    • by chooks ( 71012 ) on Friday May 04, 2012 @11:44AM (#39891065)

      From the referenced PDF:

      we also developed an automated machine learning algorithm to detect the presence of malaria parasites,

  • by game kid ( 805301 ) on Friday May 04, 2012 @10:33AM (#39890185) Homepage

    Signed up, website still works but game is stuck at "Retrieving Authentication" on Firefox 12 and IE8 (my machine with IE9 is getting an overhaul), so guess I'll just have to wait a while to find those buggy blood cells.

    • Re: (Score:2, Funny)

      by Anonymous Coward

      Way to go, /. You just let tens of thousands of people with malaria die, you insensitive clods.

  • Would it not be simpler to have the pathologist train a machine learning algorithm and then use that instead of the game?

    • The point of this approach is that machines can make pretty good decisions ~90% of the time, but when a more refined judgment call needs to be made, a human can be provided with an abstract rendition of the data and any relevant context, and can inadvertently perform a useful classification for the solver.

      Its purpose is to solve precisely the kinds of problems that arise when you simply train an ML algorithm with known inputs and outputs, and then encounter an input that appears at least partially ambigu
  • by Guppy ( 12314 ) on Friday May 04, 2012 @12:30PM (#39891681)

    I wonder if these sort of games could be implemented as a sort of Captcha challenge for niche situations.

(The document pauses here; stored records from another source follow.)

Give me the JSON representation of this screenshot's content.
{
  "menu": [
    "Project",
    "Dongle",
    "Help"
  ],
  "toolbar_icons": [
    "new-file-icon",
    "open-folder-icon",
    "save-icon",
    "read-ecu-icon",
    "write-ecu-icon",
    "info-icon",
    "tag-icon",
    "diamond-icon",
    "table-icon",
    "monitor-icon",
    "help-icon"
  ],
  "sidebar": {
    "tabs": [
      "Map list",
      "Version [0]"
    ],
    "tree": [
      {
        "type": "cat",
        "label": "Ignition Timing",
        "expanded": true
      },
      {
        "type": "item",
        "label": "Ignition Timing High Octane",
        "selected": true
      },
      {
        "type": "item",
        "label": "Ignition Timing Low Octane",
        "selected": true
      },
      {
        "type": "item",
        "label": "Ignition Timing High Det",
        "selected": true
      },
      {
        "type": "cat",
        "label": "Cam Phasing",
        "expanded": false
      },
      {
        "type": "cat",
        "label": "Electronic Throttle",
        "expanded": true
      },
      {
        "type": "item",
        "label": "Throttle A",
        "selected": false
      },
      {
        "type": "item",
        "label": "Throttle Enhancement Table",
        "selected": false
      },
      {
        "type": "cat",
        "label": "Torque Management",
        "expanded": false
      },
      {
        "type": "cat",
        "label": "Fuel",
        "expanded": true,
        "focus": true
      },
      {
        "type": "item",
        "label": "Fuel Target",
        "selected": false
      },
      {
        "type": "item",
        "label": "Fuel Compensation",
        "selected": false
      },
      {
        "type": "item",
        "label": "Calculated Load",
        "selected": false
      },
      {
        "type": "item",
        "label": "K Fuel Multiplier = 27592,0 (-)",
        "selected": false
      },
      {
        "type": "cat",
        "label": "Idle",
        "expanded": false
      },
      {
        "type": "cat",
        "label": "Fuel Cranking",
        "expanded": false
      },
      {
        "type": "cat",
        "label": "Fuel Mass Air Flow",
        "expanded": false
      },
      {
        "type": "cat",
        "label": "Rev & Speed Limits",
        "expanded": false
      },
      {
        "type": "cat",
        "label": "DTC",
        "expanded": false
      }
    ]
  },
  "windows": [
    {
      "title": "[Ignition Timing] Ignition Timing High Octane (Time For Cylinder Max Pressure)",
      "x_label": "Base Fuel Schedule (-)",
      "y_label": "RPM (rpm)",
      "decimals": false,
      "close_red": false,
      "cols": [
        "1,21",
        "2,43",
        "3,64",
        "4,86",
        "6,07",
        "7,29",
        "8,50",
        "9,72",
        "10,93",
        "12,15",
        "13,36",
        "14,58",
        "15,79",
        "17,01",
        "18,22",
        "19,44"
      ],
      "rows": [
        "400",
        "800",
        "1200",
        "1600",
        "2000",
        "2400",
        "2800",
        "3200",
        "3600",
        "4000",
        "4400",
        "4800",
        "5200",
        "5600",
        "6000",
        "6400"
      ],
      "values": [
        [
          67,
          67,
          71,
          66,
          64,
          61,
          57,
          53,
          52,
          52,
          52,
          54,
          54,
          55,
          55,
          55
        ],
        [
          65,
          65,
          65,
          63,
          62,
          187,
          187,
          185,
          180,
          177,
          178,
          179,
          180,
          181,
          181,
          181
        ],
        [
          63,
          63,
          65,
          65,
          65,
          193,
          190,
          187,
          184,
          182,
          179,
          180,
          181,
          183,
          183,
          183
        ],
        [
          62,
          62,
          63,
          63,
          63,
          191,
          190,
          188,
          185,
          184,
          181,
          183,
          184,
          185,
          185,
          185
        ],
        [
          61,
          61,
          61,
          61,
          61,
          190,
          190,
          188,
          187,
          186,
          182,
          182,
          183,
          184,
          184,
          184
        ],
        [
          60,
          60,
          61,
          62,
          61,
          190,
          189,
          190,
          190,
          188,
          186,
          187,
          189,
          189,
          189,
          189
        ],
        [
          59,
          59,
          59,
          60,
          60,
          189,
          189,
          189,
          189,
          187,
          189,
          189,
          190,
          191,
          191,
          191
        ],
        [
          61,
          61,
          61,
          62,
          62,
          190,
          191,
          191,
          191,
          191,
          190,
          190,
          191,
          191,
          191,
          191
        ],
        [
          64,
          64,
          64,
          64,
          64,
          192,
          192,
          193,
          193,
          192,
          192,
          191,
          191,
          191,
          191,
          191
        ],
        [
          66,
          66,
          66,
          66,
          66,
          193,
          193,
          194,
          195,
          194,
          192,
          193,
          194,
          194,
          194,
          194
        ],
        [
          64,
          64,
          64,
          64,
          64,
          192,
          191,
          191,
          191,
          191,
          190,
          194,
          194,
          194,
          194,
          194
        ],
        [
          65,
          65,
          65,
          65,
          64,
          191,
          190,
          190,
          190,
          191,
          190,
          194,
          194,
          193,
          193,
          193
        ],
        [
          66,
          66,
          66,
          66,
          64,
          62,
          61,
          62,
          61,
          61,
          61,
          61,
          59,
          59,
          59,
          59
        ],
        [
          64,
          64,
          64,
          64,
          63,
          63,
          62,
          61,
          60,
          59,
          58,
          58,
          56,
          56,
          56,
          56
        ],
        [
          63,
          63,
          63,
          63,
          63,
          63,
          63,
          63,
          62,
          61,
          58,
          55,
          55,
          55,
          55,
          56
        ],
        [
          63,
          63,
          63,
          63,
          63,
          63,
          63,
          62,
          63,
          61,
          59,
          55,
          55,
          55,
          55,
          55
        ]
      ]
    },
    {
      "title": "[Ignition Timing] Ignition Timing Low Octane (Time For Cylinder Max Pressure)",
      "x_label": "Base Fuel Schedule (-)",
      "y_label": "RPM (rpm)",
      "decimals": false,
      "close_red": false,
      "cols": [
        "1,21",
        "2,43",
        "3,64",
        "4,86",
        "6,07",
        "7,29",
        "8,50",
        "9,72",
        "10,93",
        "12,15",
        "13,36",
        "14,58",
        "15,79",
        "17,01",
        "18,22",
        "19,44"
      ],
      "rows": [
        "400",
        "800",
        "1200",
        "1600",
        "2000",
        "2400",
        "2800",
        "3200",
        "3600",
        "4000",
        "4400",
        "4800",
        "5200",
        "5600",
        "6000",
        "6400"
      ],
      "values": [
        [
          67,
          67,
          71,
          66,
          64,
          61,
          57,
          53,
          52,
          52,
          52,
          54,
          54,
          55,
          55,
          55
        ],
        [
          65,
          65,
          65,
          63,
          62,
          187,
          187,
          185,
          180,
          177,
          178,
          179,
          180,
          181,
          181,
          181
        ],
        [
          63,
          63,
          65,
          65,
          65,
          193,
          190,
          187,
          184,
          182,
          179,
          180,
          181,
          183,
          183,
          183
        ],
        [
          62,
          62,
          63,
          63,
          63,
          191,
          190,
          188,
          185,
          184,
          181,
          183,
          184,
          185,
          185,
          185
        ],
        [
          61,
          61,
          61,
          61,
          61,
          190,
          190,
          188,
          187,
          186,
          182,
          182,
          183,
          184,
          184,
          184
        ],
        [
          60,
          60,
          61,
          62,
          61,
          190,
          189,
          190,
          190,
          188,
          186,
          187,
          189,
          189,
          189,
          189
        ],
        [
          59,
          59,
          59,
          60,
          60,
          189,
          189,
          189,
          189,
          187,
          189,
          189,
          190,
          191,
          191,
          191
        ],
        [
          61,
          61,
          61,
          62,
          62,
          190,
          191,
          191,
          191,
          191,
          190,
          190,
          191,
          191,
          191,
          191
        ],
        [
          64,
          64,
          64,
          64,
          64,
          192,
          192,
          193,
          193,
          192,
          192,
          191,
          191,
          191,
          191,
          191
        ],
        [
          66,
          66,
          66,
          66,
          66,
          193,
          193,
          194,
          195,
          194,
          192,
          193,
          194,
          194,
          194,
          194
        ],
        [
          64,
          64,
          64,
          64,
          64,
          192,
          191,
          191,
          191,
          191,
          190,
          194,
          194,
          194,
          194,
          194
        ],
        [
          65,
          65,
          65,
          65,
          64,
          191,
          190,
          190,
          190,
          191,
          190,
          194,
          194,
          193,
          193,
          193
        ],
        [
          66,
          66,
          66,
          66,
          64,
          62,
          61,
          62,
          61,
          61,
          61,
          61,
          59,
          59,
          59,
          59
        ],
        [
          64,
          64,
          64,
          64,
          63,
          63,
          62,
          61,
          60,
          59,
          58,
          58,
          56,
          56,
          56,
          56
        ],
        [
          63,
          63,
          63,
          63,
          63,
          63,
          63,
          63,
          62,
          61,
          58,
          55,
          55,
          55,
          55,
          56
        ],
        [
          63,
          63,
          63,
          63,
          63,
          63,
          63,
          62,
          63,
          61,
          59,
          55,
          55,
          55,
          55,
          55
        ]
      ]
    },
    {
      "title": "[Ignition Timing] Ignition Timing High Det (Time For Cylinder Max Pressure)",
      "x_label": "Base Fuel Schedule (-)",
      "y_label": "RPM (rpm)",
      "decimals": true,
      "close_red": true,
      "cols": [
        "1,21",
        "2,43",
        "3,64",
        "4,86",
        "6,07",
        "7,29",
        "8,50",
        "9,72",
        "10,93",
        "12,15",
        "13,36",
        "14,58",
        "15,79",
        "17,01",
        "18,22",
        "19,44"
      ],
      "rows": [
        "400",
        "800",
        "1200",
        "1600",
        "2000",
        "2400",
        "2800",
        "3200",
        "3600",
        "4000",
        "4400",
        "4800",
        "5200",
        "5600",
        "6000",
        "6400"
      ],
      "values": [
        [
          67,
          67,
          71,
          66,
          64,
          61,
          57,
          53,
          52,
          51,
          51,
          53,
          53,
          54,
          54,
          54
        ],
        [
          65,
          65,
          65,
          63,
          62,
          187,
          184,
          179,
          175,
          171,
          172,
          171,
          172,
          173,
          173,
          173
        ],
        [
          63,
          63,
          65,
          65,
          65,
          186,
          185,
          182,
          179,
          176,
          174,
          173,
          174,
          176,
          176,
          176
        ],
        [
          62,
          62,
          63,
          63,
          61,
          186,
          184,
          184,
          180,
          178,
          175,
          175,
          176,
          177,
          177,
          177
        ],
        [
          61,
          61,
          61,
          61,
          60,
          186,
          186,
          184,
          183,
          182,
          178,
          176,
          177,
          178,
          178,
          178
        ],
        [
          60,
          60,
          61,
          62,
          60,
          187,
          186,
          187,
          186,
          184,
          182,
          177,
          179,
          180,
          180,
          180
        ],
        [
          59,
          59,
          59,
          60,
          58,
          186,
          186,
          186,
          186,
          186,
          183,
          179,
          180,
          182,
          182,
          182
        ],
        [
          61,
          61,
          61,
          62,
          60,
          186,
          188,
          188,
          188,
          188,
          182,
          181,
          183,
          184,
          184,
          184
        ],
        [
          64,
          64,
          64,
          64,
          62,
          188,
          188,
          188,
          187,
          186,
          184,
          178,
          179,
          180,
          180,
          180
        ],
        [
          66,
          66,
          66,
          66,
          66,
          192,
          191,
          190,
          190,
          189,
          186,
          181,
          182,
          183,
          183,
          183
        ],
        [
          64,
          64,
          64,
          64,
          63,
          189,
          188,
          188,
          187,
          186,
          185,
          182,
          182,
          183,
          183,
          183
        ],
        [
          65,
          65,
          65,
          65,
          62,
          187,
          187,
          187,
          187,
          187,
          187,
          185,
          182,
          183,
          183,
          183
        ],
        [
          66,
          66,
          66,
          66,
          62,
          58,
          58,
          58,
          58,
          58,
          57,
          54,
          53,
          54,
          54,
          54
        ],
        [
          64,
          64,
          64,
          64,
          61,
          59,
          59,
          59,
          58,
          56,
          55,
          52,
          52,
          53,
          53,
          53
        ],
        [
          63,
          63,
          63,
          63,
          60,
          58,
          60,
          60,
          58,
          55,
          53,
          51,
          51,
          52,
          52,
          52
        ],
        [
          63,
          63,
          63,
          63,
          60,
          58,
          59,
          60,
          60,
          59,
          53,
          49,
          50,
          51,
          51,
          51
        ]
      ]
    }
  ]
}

A simple yes/no diagnosis has insufficient complexity to serve as Captcha of course; you'd have to increase the difficulty by presenting a panel of several samples, multiple diseases, or require more detailed responses ("click on the abnormal Red Blood Cells").

    This wouldn't be suitable for use as general purpose Captchas of course; any user seeing it for the first time won't have a clue what they're looking at. Rather, it could be used in settings where you have a body of dedicated users who repeatedly use a service over a long period of time, yet require anonymity without permanent user profiles. Forcing the users to go through initial training could be seen as a bonus, creating an additional obstacle for Mechanical-Turk workers. As an example of such a situation that pairs a persistent user pool with anonymity, consider something like 4chan.

    On the downside, because it's 4chan, half your diagnosis results will be "You have AIDS (Pool's Closed)".

It isn't easy being the parent of a six-year-old. However, it's a pretty small price to pay for having somebody around the house who understands computers.